For example, entrepreneurs will no longer be required to fill in planning permission forms to run a company out of their home. Many home-based companies will also being exempt from paying business rates and the government said it will release a new tenancy agreement that will make it easier to run businesses from rented accommodation.
The government hopes to see a surge in the number of home-entrepreneurs as a result of the new measures.
“There has never been a better time to start a business and even more people are choosing to start up from home,” Hancock said ahead of the announcement.
“Home businesses don’t just fire up the economic engines and create jobs, they turn dormitory towns into living communities, they keep our streets safer and by driving down car emissions, cleaner too.
“We know that starting up any business can be hugely stressful and that’s why today I am announcing that the government will change the law to make life easier for Britain’s home businesses.”
Up to 300,000 new jobs could be created in the UK if one in 10 home businesses took on one additional employee, according to a small business survey carried out by BIS.

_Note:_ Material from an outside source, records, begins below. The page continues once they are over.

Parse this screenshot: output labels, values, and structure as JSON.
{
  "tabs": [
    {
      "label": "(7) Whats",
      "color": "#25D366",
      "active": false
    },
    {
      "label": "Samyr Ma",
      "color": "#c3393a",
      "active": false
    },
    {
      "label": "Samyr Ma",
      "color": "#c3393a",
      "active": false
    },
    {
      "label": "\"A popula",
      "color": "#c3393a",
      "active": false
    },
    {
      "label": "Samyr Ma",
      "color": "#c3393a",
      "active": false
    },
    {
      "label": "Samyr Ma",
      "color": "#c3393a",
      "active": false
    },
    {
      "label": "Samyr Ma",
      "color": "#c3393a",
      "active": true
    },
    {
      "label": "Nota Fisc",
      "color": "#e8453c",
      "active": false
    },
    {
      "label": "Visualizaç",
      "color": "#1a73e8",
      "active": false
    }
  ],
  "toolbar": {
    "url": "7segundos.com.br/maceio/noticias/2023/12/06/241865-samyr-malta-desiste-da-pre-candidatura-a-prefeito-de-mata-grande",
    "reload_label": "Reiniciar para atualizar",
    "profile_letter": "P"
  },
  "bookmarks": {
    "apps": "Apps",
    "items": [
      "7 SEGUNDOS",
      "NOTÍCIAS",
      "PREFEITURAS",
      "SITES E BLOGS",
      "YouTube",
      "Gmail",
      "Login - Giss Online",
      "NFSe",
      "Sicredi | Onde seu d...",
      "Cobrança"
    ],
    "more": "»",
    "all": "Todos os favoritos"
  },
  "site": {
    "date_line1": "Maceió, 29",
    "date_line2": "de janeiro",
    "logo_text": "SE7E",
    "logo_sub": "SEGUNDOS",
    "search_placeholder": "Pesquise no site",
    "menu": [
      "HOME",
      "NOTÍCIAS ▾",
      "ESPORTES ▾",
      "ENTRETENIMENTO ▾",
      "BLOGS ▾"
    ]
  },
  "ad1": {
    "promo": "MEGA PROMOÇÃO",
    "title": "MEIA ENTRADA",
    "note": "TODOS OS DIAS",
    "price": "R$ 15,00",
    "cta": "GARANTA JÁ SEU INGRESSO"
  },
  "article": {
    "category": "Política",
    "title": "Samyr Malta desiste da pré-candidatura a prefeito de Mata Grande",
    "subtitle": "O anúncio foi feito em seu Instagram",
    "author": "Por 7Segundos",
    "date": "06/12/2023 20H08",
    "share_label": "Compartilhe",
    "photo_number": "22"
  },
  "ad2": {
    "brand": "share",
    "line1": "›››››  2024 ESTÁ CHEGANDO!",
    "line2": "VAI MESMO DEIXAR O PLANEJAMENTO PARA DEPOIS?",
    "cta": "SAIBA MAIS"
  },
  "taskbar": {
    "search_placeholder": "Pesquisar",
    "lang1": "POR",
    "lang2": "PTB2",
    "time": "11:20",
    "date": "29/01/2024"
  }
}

Will Butler-Adams, MD of Brompton Bicycle, said: “The first Brompton bike was designed in a flat overlooking the Brompton Oratory in Kensington. Today, we make more than 50,000 bikes a year and export to over 44 territories worldwide. It’s great that new support is now available to help people with a vision and ambition to follow in Brompton’s footsteps and start and grow a business from home.”